The structure of business can be altered by communications. The creation of new markets can be formed by and from communications. Our words play a powerful role in setting the tone and outlook of our future. Communications is the fiber and strength of any economy.
Kevin Kelly writes: The new economy is about communication, deep and wide. All the transformations suggested in this book stem from the fundamental way we are revolutionizing communications. Communication is the foundation of society, of our culture, of our humanity, of our own individual identity, and of all economic systems. This is why networks are such a big deal. Communication is so close to culture and society itself that the effects of technologizing it are beyond the scale of a mere industrial-sector cycle. Communication, and its ally computers, is a special case in economic history. Not because it happens to be the fashionable leading business sector of our day, but because its cultural, technological, and conceptual impacts reverberate at the root of our lives.
So how can we make the claim that all businesses in the world will be reshaped by advances in chips and glass fibers and spectrum? What makes this particular technological advance so special? Why is the business hero of this moment so much more important than its recent predecessors?
Because communication—which in the end is what the digital technology and media are all about—is not just a sector of the economy. Communication is the economy.
Just How Important Is Your Communications?
Allen Stern writes in an article titled Buffett Explains Why Communication is So Important: Last week Fox Business ran a special named Buffett U which brought together a bunch of business school students from the top schools across the country to Warren Buffett’s headquarters in Omaha. I searched the Fox Business site for the video from the event but all I found was a couple of very short clips.
During the event one of the students asked what Buffett would change in business schools with regards to the education provided to the students. Buffett explained that he believed that communication skills (both verbal and written) aren’t taught to grad school students because he believes the institutions believe it’s, “beneath them”. He went on to say, “your ability to convey your ideas to others will be an enormous determinant to your success”.

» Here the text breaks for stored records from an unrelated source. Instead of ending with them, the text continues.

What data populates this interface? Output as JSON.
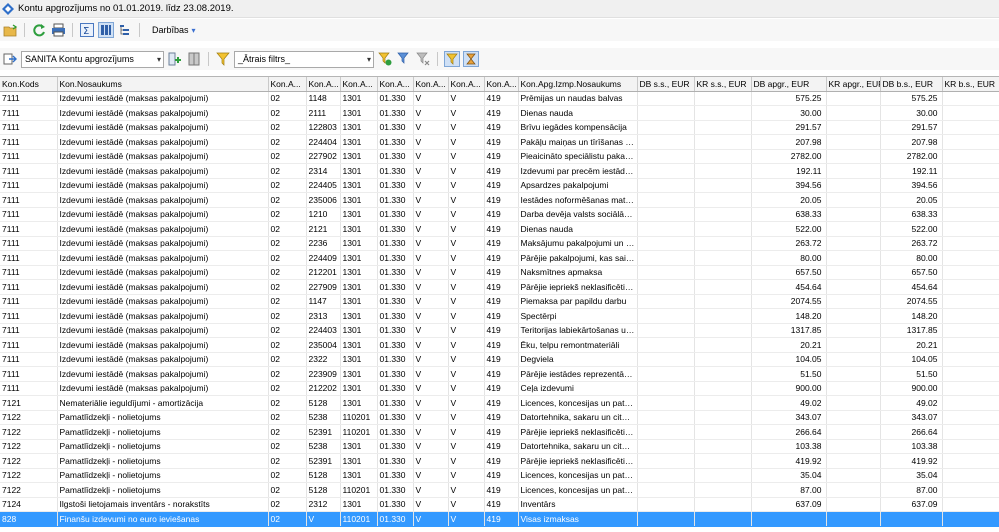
{
  "window": {
    "title": "Kontu apgrozījums no 01.01.2019. līdz 23.08.2019."
  },
  "toolbar1": {
    "actions_label": "Darbības"
  },
  "toolbar2": {
    "account_combo": "SANITA Kontu apgrozījums",
    "filter_combo": "_Ātrais filtrs_"
  },
  "grid": {
    "columns": [
      "Kon.Kods",
      "Kon.Nosaukums",
      "Kon.A...",
      "Kon.A...",
      "Kon.A...",
      "Kon.A...",
      "Kon.A...",
      "Kon.A...",
      "Kon.A...",
      "Kon.Apg.Izmp.Nosaukums",
      "DB s.s., EUR",
      "KR s.s., EUR",
      "DB apgr., EUR",
      "KR apgr., EUR",
      "DB b.s., EUR",
      "KR b.s., EUR"
    ],
    "rows": [
      [
        "7111",
        "Izdevumi iestādē (maksas pakalpojumi)",
        "02",
        "1148",
        "1301",
        "01.330",
        "V",
        "V",
        "419",
        "Prēmijas un naudas balvas",
        "",
        "",
        "575.25",
        "",
        "575.25",
        ""
      ],
      [
        "7111",
        "Izdevumi iestādē (maksas pakalpojumi)",
        "02",
        "2111",
        "1301",
        "01.330",
        "V",
        "V",
        "419",
        "Dienas nauda",
        "",
        "",
        "30.00",
        "",
        "30.00",
        ""
      ],
      [
        "7111",
        "Izdevumi iestādē (maksas pakalpojumi)",
        "02",
        "122803",
        "1301",
        "01.330",
        "V",
        "V",
        "419",
        "Brīvu iegādes kompensācija",
        "",
        "",
        "291.57",
        "",
        "291.57",
        ""
      ],
      [
        "7111",
        "Izdevumi iestādē (maksas pakalpojumi)",
        "02",
        "224404",
        "1301",
        "01.330",
        "V",
        "V",
        "419",
        "Pakāļu maiņas un tīrīšanas izm...",
        "",
        "",
        "207.98",
        "",
        "207.98",
        ""
      ],
      [
        "7111",
        "Izdevumi iestādē (maksas pakalpojumi)",
        "02",
        "227902",
        "1301",
        "01.330",
        "V",
        "V",
        "419",
        "Pieaicināto speciālistu pakalpoj...",
        "",
        "",
        "2782.00",
        "",
        "2782.00",
        ""
      ],
      [
        "7111",
        "Izdevumi iestādē (maksas pakalpojumi)",
        "02",
        "2314",
        "1301",
        "01.330",
        "V",
        "V",
        "419",
        "Izdevumi par precēm iestādes ...",
        "",
        "",
        "192.11",
        "",
        "192.11",
        ""
      ],
      [
        "7111",
        "Izdevumi iestādē (maksas pakalpojumi)",
        "02",
        "224405",
        "1301",
        "01.330",
        "V",
        "V",
        "419",
        "Apsardzes pakalpojumi",
        "",
        "",
        "394.56",
        "",
        "394.56",
        ""
      ],
      [
        "7111",
        "Izdevumi iestādē (maksas pakalpojumi)",
        "02",
        "235006",
        "1301",
        "01.330",
        "V",
        "V",
        "419",
        "Iestādes noformēšanas materiāli",
        "",
        "",
        "20.05",
        "",
        "20.05",
        ""
      ],
      [
        "7111",
        "Izdevumi iestādē (maksas pakalpojumi)",
        "02",
        "1210",
        "1301",
        "01.330",
        "V",
        "V",
        "419",
        "Darba devēja valsts sociālās a...",
        "",
        "",
        "638.33",
        "",
        "638.33",
        ""
      ],
      [
        "7111",
        "Izdevumi iestādē (maksas pakalpojumi)",
        "02",
        "2121",
        "1301",
        "01.330",
        "V",
        "V",
        "419",
        "Dienas nauda",
        "",
        "",
        "522.00",
        "",
        "522.00",
        ""
      ],
      [
        "7111",
        "Izdevumi iestādē (maksas pakalpojumi)",
        "02",
        "2236",
        "1301",
        "01.330",
        "V",
        "V",
        "419",
        "Maksājumu pakalpojumi un kom...",
        "",
        "",
        "263.72",
        "",
        "263.72",
        ""
      ],
      [
        "7111",
        "Izdevumi iestādē (maksas pakalpojumi)",
        "02",
        "224409",
        "1301",
        "01.330",
        "V",
        "V",
        "419",
        "Pārējie pakalpojumi, kas saistīt...",
        "",
        "",
        "80.00",
        "",
        "80.00",
        ""
      ],
      [
        "7111",
        "Izdevumi iestādē (maksas pakalpojumi)",
        "02",
        "212201",
        "1301",
        "01.330",
        "V",
        "V",
        "419",
        "Naksmītnes apmaksa",
        "",
        "",
        "657.50",
        "",
        "657.50",
        ""
      ],
      [
        "7111",
        "Izdevumi iestādē (maksas pakalpojumi)",
        "02",
        "227909",
        "1301",
        "01.330",
        "V",
        "V",
        "419",
        "Pārējie iepriekš neklasificētie p...",
        "",
        "",
        "454.64",
        "",
        "454.64",
        ""
      ],
      [
        "7111",
        "Izdevumi iestādē (maksas pakalpojumi)",
        "02",
        "1147",
        "1301",
        "01.330",
        "V",
        "V",
        "419",
        "Piemaksa par papildu darbu",
        "",
        "",
        "2074.55",
        "",
        "2074.55",
        ""
      ],
      [
        "7111",
        "Izdevumi iestādē (maksas pakalpojumi)",
        "02",
        "2313",
        "1301",
        "01.330",
        "V",
        "V",
        "419",
        "Spectērpi",
        "",
        "",
        "148.20",
        "",
        "148.20",
        ""
      ],
      [
        "7111",
        "Izdevumi iestādē (maksas pakalpojumi)",
        "02",
        "224403",
        "1301",
        "01.330",
        "V",
        "V",
        "419",
        "Teritorijas labiekārtošanas un ...",
        "",
        "",
        "1317.85",
        "",
        "1317.85",
        ""
      ],
      [
        "7111",
        "Izdevumi iestādē (maksas pakalpojumi)",
        "02",
        "235004",
        "1301",
        "01.330",
        "V",
        "V",
        "419",
        "Ēku, telpu remontmateriāli",
        "",
        "",
        "20.21",
        "",
        "20.21",
        ""
      ],
      [
        "7111",
        "Izdevumi iestādē (maksas pakalpojumi)",
        "02",
        "2322",
        "1301",
        "01.330",
        "V",
        "V",
        "419",
        "Degviela",
        "",
        "",
        "104.05",
        "",
        "104.05",
        ""
      ],
      [
        "7111",
        "Izdevumi iestādē (maksas pakalpojumi)",
        "02",
        "223909",
        "1301",
        "01.330",
        "V",
        "V",
        "419",
        "Pārējie iestādes reprezentācija...",
        "",
        "",
        "51.50",
        "",
        "51.50",
        ""
      ],
      [
        "7111",
        "Izdevumi iestādē (maksas pakalpojumi)",
        "02",
        "212202",
        "1301",
        "01.330",
        "V",
        "V",
        "419",
        "Ceļa izdevumi",
        "",
        "",
        "900.00",
        "",
        "900.00",
        ""
      ],
      [
        "7121",
        "Nemateriālie ieguldījumi - amortizācija",
        "02",
        "5128",
        "1301",
        "01.330",
        "V",
        "V",
        "419",
        "Licences, koncesijas un patenti...",
        "",
        "",
        "49.02",
        "",
        "49.02",
        ""
      ],
      [
        "7122",
        "Pamatlīdzekļi - nolietojums",
        "02",
        "5238",
        "110201",
        "01.330",
        "V",
        "V",
        "419",
        "Datortehnika, sakaru un cita bi...",
        "",
        "",
        "343.07",
        "",
        "343.07",
        ""
      ],
      [
        "7122",
        "Pamatlīdzekļi - nolietojums",
        "02",
        "52391",
        "110201",
        "01.330",
        "V",
        "V",
        "419",
        "Pārējie iepriekš neklasificētie p...",
        "",
        "",
        "266.64",
        "",
        "266.64",
        ""
      ],
      [
        "7122",
        "Pamatlīdzekļi - nolietojums",
        "02",
        "5238",
        "1301",
        "01.330",
        "V",
        "V",
        "419",
        "Datortehnika, sakaru un cita bi...",
        "",
        "",
        "103.38",
        "",
        "103.38",
        ""
      ],
      [
        "7122",
        "Pamatlīdzekļi - nolietojums",
        "02",
        "52391",
        "1301",
        "01.330",
        "V",
        "V",
        "419",
        "Pārējie iepriekš neklasificētie p...",
        "",
        "",
        "419.92",
        "",
        "419.92",
        ""
      ],
      [
        "7122",
        "Pamatlīdzekļi - nolietojums",
        "02",
        "5128",
        "1301",
        "01.330",
        "V",
        "V",
        "419",
        "Licences, koncesijas un patenti...",
        "",
        "",
        "35.04",
        "",
        "35.04",
        ""
      ],
      [
        "7122",
        "Pamatlīdzekļi - nolietojums",
        "02",
        "5128",
        "110201",
        "01.330",
        "V",
        "V",
        "419",
        "Licences, koncesijas un patenti...",
        "",
        "",
        "87.00",
        "",
        "87.00",
        ""
      ],
      [
        "7124",
        "Ilgstoši lietojamais inventārs - norakstīts",
        "02",
        "2312",
        "1301",
        "01.330",
        "V",
        "V",
        "419",
        "Inventārs",
        "",
        "",
        "637.09",
        "",
        "637.09",
        ""
      ],
      [
        "828",
        "Finanšu izdevumi no euro ieviešanas",
        "02",
        "V",
        "110201",
        "01.330",
        "V",
        "V",
        "419",
        "Visas izmaksas",
        "",
        "",
        "",
        "",
        "",
        ""
      ]
    ]
  }
}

I completely agree with Buffett regarding how important communication skills are. I required all of my staff over the past 15 years to spend time speaking in public – to clients, to our team, etc. Typically I would get pushback from developers who said that they were just sitting behind a desk coding and didn’t need to learn how to properly communicate. That excuse never held water with me because while a developer may sit behind a desk today, what about tomorrow?
Look at how many people are losing their jobs on a daily basis lately. What if that developer loses his/her job tomorrow and needs to find a new job. How important are good communication skills when you are trying to beat out 10,000 other developers for a job? Or what about when you want to pitch your startup to investors? How important are communication skills (again, written and verbal) at that moment?

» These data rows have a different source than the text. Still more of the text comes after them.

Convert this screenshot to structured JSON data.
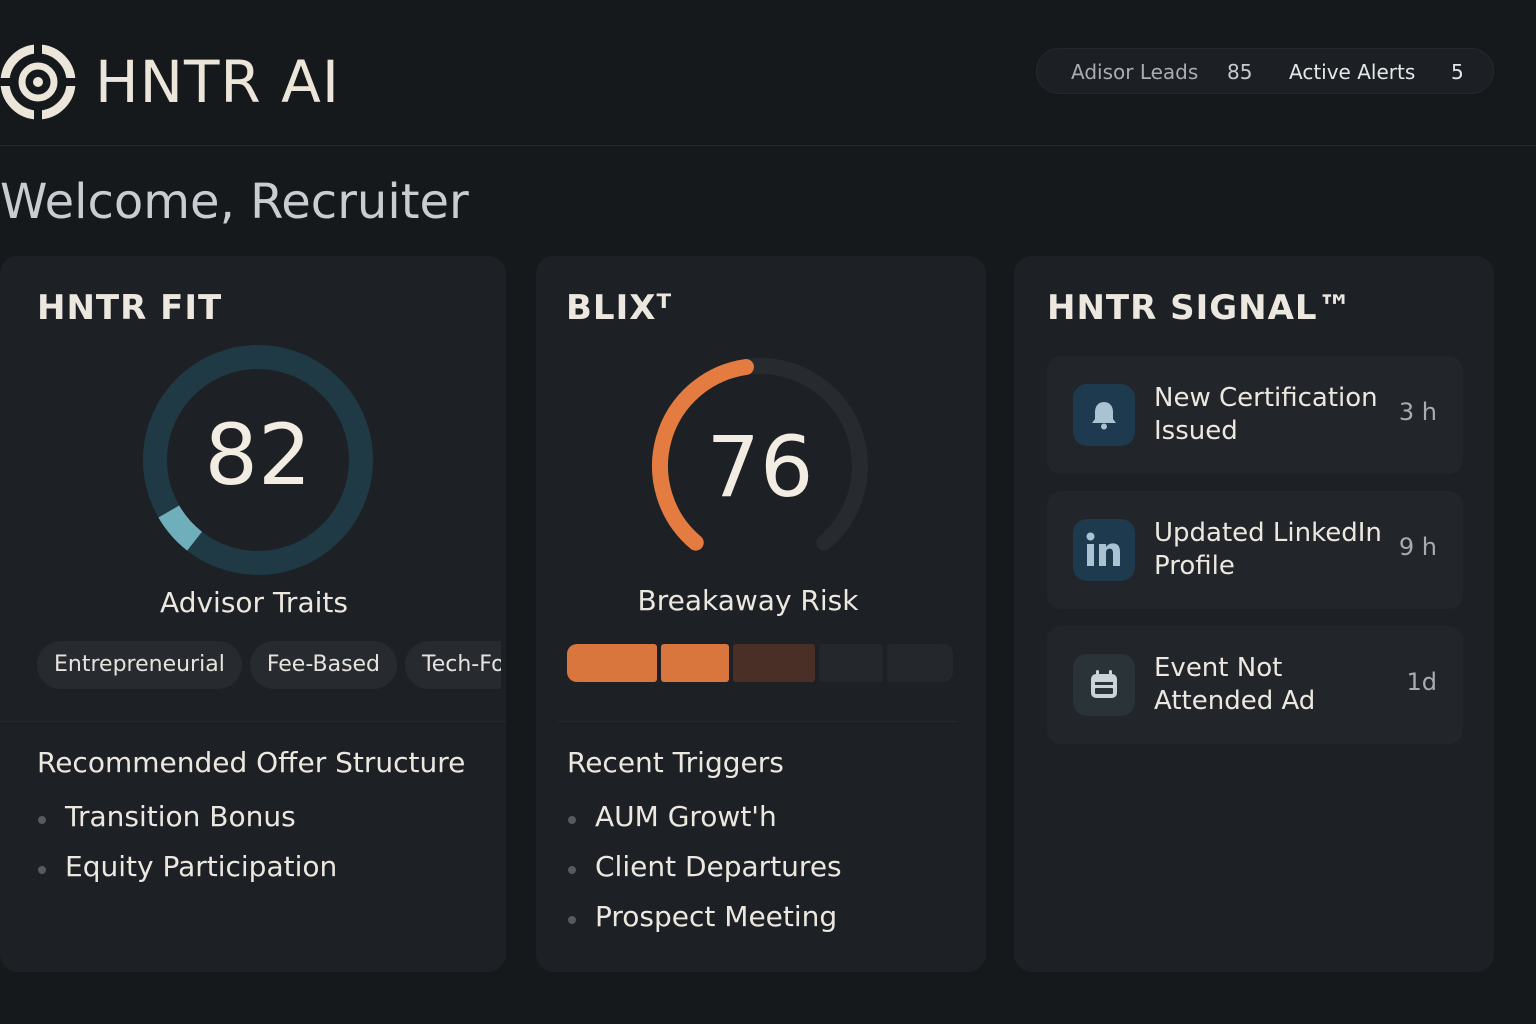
{
  "header": {
    "brand": "HNTR AI",
    "stats": {
      "leads_label": "Adisor Leads",
      "leads_value": "85",
      "alerts_label": "Active Alerts",
      "alerts_value": "5"
    }
  },
  "welcome": "Welcome, Recruiter",
  "fit_card": {
    "title": "HNTR FIT",
    "score": "82",
    "score_fraction": 0.82,
    "gauge_label": "Advisor Traits",
    "traits": [
      "Entrepreneurial",
      "Fee-Based",
      "Tech-Fo"
    ],
    "section_title": "Recommended Offer Structure",
    "offers": [
      "Transition Bonus",
      "Equity Participation"
    ],
    "colors": {
      "track": "#1f3a44",
      "accent": "#6faebb"
    }
  },
  "blix_card": {
    "title": "BLIXᵀ",
    "score": "76",
    "score_fraction": 0.76,
    "gauge_label": "Breakaway Risk",
    "risk_segments": [
      "#d8763e",
      "#d8763e",
      "#4a2f27",
      "#24282c",
      "#24282c"
    ],
    "section_title": "Recent Triggers",
    "triggers": [
      "AUM Growt'h",
      "Client Departures",
      "Prospect Meeting"
    ],
    "colors": {
      "track": "#272b2f",
      "accent": "#e47c41"
    }
  },
  "signal_card": {
    "title": "HNTR SIGNAL™",
    "items": [
      {
        "text": "New Certification Issued",
        "time": "3 h",
        "icon": "bell-icon",
        "icon_bg": "#1e3a4e"
      },
      {
        "text": "Updated LinkedIn Profile",
        "time": "9 h",
        "icon": "linkedin-icon",
        "icon_bg": "#1e3a4e"
      },
      {
        "text": "Event Not Attended Ad",
        "time": "1d",
        "icon": "calendar-icon",
        "icon_bg": "#2a3338"
      }
    ]
  }
}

Buffett explained that he took a Dale Carnegie class when he was very young because he was very afraid to speak in front of people (he actually met his wife at the class). Another popular course for public speaking is Toastmasters. There are also plenty of courses at local colleges around public speaking in the evenings or on the weekend. The ability to communicate with an audience is something that will return benefits for the rest of your life.
For businesses to ignore the impact of the social web is akin to saying “don’t discuss anything with our customers, our employees and our market, just shut up.” On the other hand to enter the social web without a plan, an understanding and a specific aim is like jumping into a conversation that you weren’t asked to join and your input has no relevance and your viewed as a stranger or an irrelevant ad. Get it?
What say you?